■ Problem to work on: Please list all lines of the material below in which the string "Dashboard" occurs.

+++ Records shown

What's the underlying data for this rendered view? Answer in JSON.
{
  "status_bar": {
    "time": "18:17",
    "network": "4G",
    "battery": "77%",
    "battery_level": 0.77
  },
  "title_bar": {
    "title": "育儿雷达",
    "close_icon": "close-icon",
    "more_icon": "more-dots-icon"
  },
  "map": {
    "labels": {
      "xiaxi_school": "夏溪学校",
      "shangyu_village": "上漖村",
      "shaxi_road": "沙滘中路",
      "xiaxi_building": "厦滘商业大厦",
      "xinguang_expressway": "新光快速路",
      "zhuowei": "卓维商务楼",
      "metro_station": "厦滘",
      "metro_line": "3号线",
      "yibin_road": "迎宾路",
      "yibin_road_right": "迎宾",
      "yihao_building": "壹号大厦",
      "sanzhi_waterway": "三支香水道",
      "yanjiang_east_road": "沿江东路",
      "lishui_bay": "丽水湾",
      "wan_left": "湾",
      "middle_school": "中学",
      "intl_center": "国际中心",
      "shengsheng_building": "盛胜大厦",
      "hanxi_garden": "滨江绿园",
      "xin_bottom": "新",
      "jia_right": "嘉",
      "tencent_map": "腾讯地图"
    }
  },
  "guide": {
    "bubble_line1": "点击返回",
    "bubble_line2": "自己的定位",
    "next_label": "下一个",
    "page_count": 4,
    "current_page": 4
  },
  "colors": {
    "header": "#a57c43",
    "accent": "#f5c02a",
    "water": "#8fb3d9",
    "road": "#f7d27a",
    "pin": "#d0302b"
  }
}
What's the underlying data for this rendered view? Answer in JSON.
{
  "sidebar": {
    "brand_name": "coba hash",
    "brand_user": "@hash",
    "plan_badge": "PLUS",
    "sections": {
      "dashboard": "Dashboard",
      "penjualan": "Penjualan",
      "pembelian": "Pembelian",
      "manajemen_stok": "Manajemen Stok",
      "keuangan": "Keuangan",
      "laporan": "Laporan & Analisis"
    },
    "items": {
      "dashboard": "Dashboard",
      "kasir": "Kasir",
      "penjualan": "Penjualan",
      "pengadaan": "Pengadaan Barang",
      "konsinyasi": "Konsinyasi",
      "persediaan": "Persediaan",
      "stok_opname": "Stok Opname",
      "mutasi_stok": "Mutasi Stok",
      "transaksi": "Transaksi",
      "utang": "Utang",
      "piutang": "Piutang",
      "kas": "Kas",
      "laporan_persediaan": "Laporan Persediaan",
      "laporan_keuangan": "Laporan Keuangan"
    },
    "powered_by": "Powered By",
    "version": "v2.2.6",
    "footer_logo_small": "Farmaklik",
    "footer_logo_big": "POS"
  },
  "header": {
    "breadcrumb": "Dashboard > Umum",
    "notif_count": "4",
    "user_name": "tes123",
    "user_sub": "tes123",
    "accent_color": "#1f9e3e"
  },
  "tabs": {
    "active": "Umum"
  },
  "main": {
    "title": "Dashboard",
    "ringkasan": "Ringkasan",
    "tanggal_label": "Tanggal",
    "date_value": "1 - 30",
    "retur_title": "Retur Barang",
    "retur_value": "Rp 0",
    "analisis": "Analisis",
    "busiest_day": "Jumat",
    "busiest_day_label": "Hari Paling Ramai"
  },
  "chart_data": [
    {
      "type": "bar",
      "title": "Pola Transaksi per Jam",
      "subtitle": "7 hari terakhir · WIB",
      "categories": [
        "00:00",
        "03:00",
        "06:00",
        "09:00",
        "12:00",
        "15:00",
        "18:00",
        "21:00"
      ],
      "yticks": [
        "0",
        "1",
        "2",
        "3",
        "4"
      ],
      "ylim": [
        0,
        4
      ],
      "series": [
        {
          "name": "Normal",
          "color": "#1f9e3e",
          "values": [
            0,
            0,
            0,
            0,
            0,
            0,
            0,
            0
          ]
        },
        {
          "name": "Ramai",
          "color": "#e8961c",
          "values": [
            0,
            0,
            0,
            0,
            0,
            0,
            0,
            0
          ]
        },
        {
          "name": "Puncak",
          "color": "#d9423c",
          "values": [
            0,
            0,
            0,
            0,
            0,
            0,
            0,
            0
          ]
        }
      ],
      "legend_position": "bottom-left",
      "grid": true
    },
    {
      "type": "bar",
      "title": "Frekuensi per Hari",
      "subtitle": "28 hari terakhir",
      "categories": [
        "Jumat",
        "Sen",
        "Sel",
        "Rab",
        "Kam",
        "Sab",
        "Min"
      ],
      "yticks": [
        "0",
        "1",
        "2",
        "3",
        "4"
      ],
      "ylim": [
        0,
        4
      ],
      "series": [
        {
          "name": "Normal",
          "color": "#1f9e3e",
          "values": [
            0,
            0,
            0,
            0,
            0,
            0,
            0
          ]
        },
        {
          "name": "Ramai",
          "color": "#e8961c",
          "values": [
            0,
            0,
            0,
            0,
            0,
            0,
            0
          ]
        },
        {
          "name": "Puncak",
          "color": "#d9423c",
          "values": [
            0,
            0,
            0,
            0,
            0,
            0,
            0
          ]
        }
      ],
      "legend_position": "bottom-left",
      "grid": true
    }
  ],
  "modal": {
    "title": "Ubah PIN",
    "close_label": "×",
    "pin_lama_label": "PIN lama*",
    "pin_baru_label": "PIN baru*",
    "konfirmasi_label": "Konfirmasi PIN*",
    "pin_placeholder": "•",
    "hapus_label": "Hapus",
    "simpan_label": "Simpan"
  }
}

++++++

■ Output:
      "dashboard": "Dashboard",
      "dashboard": "Dashboard",
    "breadcrumb": "Dashboard > Umum",
    "title": "Dashboard",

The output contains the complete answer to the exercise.